Imperial Japan has no such following, although it went to war two years before Germany did--and was still fighting when Germany surrendered. How many Americans can name a Japanese ace except for Saburo Sakai? How many know that Japan had two air forces, each with its own aircraft and traditions?

The Japanese Army Air Force (JAAF) fought half a dozen bitter campaigns, including a 1939 border war with Russia and the last, hopeless struggle to protect the Homeland from hordes of Boeing B-29s. "Finally, I sighted an enemy four-engined bomber," recalls Captain Isamu Kashiide about the first times the giants appeared over Iwata. "I was scared. It was known that the B-29 was a huge plane, but when I saw my opponent it was much larger than I had ever expected!"

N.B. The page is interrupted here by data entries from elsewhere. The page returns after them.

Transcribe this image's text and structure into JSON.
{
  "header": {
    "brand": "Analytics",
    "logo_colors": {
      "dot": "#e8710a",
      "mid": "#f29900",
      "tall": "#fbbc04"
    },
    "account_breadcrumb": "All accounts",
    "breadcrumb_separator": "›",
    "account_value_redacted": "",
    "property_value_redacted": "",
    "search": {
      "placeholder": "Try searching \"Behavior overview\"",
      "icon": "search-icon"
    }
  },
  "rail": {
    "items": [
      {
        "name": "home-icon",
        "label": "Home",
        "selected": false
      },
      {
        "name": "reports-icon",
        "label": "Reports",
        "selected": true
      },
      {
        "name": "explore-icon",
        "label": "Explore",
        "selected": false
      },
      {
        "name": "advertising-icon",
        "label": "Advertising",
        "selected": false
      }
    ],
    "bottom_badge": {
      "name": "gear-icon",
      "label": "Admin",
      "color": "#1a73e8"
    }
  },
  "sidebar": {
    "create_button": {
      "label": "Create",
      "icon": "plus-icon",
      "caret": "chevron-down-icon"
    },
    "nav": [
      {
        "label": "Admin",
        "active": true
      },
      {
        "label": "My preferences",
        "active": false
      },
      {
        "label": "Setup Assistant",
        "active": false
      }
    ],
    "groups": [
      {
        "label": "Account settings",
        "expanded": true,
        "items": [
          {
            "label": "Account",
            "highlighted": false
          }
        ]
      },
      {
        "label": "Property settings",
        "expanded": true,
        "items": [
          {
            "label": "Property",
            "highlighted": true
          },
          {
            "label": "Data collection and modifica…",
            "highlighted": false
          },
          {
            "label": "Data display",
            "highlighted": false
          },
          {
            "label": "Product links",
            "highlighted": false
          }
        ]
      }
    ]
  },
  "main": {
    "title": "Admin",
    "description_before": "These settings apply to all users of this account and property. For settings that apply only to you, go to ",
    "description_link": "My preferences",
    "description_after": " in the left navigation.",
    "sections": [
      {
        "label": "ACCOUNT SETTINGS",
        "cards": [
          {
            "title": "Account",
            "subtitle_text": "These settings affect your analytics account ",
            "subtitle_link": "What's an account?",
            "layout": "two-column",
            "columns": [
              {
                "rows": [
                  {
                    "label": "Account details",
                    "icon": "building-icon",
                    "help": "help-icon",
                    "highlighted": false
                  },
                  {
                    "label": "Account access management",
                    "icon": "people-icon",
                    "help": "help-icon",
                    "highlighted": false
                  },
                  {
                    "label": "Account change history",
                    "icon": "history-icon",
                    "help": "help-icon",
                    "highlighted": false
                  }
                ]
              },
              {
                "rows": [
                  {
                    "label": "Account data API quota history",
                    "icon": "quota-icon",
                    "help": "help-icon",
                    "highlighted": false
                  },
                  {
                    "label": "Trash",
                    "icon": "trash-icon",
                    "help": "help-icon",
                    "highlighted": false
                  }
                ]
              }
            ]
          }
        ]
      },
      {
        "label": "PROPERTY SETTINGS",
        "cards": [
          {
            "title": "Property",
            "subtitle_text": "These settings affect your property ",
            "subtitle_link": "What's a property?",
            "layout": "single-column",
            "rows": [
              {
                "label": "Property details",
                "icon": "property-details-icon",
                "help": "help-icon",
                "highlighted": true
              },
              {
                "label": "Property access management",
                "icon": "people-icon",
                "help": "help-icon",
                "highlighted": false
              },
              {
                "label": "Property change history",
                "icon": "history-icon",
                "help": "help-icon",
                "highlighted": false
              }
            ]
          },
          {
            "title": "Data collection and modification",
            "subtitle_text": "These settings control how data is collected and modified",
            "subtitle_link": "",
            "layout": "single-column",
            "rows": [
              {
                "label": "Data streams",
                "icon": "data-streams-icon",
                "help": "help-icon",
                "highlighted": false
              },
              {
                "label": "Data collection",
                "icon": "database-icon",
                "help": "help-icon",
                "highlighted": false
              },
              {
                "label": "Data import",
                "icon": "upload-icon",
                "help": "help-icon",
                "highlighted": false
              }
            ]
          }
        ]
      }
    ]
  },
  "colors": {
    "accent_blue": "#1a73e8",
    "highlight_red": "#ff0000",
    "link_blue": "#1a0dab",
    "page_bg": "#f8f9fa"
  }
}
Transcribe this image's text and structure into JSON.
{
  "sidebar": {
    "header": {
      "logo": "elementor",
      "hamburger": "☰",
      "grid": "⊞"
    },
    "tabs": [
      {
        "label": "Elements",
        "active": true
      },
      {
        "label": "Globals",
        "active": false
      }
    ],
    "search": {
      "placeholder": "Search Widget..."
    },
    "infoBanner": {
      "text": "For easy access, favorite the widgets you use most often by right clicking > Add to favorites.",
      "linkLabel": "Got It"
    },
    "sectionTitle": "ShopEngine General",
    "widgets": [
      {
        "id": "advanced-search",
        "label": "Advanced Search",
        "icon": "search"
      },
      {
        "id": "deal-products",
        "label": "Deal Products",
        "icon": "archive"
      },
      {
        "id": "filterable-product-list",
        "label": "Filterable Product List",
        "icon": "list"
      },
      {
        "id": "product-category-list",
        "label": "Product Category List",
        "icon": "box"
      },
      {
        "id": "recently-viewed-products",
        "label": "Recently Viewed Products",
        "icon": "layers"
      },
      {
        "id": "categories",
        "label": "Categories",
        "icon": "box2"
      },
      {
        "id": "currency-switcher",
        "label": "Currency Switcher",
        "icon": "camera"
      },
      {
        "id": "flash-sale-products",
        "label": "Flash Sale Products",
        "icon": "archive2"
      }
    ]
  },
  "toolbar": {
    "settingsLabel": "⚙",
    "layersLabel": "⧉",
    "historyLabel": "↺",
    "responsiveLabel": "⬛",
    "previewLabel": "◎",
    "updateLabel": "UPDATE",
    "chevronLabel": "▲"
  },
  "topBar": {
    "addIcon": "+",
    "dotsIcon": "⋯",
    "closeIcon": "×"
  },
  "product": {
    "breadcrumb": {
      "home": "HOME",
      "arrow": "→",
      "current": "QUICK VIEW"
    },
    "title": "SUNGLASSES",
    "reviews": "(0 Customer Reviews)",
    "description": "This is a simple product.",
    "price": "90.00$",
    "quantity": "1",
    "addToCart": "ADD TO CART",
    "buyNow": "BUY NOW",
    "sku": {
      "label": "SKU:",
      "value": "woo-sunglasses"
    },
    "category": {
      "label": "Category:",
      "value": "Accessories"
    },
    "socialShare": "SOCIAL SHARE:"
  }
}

This volume profiles each of the major JAAF aces, including the durable Yohei Hinoki. (His name means "tree of the sun," the beautiful ground cypress of Japan.) Hinoki fought the Flying Tigers in Burma, lost his right leg in an encounter with a P-51 Mustang, but survived to fly again. His final combat is pictured on the cover: Hinoki's radial-engined Kawasaki Ki-100 winging victorious over a P-51 supposedly flown by Captain John Benbow, who vanished over Nagoya in the war's last month.

There are color views of JAAF fighters, a list of aces beginning with Warrant Officer Hiromichi Shinohara, and an explanation of why Japanese victory claims are even less to be trusted than those of other nations: "Shinohara is attributed with 58 victories during the Nomonhan Incident, but the Soviets admitted losing 207 aircraft during the entire conflict." In other words, somebody was hyperventilating.

Overclaimers or not, these pilots are worth knowing. We owe a debt to Henry Sakaida, a Californian who learned Japanese so he could research these matters, and to Osprey books for publishing his research in one of its compact but handsome volumes subtitled Aircraft of the Aces, of which this is number 13.